• **Records for this task**

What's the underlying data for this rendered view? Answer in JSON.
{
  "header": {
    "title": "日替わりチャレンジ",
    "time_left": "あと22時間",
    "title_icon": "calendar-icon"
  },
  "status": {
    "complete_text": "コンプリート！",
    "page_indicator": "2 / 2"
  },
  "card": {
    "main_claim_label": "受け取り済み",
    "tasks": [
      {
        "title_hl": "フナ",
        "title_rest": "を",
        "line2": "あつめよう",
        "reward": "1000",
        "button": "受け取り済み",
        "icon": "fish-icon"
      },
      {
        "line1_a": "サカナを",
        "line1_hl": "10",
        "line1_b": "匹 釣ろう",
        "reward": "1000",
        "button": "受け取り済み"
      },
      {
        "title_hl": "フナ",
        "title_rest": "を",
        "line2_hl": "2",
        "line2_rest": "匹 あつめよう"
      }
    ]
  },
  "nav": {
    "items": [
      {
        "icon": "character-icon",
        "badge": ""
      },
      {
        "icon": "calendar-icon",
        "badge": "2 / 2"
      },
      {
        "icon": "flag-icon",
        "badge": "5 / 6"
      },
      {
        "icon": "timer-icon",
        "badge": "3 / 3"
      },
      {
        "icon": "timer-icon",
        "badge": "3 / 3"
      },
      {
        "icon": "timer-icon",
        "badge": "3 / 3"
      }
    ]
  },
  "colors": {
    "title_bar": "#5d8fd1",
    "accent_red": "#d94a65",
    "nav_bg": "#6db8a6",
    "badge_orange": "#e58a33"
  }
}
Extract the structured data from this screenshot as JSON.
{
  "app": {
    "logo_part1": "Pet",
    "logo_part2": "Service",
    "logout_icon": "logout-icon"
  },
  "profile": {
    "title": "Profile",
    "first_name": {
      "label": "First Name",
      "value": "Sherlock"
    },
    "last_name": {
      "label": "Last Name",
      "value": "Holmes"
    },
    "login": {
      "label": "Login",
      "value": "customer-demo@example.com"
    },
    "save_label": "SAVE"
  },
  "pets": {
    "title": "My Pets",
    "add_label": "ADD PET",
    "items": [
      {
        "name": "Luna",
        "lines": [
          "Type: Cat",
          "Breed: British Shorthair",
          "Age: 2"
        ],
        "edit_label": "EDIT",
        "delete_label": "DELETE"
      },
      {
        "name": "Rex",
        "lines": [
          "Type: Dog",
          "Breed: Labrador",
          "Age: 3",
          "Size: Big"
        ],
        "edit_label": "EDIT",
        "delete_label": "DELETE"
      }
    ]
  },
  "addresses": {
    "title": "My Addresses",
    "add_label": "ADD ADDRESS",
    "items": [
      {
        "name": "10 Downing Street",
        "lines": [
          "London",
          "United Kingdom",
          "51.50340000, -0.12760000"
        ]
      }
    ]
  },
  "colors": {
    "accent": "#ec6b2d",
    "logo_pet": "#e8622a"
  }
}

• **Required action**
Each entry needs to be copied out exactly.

• **Solution**
What's the underlying data for this rendered view? Answer in JSON.
{
  "header": {
    "title": "日替わりチャレンジ",
    "time_left": "あと22時間",
    "title_icon": "calendar-icon"
  },
  "status": {
    "complete_text": "コンプリート！",
    "page_indicator": "2 / 2"
  },
  "card": {
    "main_claim_label": "受け取り済み",
    "tasks": [
      {
        "title_hl": "フナ",
        "title_rest": "を",
        "line2": "あつめよう",
        "reward": "1000",
        "button": "受け取り済み",
        "icon": "fish-icon"
      },
      {
        "line1_a": "サカナを",
        "line1_hl": "10",
        "line1_b": "匹 釣ろう",
        "reward": "1000",
        "button": "受け取り済み"
      },
      {
        "title_hl": "フナ",
        "title_rest": "を",
        "line2_hl": "2",
        "line2_rest": "匹 あつめよう"
      }
    ]
  },
  "nav": {
    "items": [
      {
        "icon": "character-icon",
        "badge": ""
      },
      {
        "icon": "calendar-icon",
        "badge": "2 / 2"
      },
      {
        "icon": "flag-icon",
        "badge": "5 / 6"
      },
      {
        "icon": "timer-icon",
        "badge": "3 / 3"
      },
      {
        "icon": "timer-icon",
        "badge": "3 / 3"
      },
      {
        "icon": "timer-icon",
        "badge": "3 / 3"
      }
    ]
  },
  "colors": {
    "title_bar": "#5d8fd1",
    "accent_red": "#d94a65",
    "nav_bg": "#6db8a6",
    "badge_orange": "#e58a33"
  }
}
Extract the structured data from this screenshot as JSON.
{
  "app": {
    "logo_part1": "Pet",
    "logo_part2": "Service",
    "logout_icon": "logout-icon"
  },
  "profile": {
    "title": "Profile",
    "first_name": {
      "label": "First Name",
      "value": "Sherlock"
    },
    "last_name": {
      "label": "Last Name",
      "value": "Holmes"
    },
    "login": {
      "label": "Login",
      "value": "customer-demo@example.com"
    },
    "save_label": "SAVE"
  },
  "pets": {
    "title": "My Pets",
    "add_label": "ADD PET",
    "items": [
      {
        "name": "Luna",
        "lines": [
          "Type: Cat",
          "Breed: British Shorthair",
          "Age: 2"
        ],
        "edit_label": "EDIT",
        "delete_label": "DELETE"
      },
      {
        "name": "Rex",
        "lines": [
          "Type: Dog",
          "Breed: Labrador",
          "Age: 3",
          "Size: Big"
        ],
        "edit_label": "EDIT",
        "delete_label": "DELETE"
      }
    ]
  },
  "addresses": {
    "title": "My Addresses",
    "add_label": "ADD ADDRESS",
    "items": [
      {
        "name": "10 Downing Street",
        "lines": [
          "London",
          "United Kingdom",
          "51.50340000, -0.12760000"
        ]
      }
    ]
  },
  "colors": {
    "accent": "#ec6b2d",
    "logo_pet": "#e8622a"
  }
}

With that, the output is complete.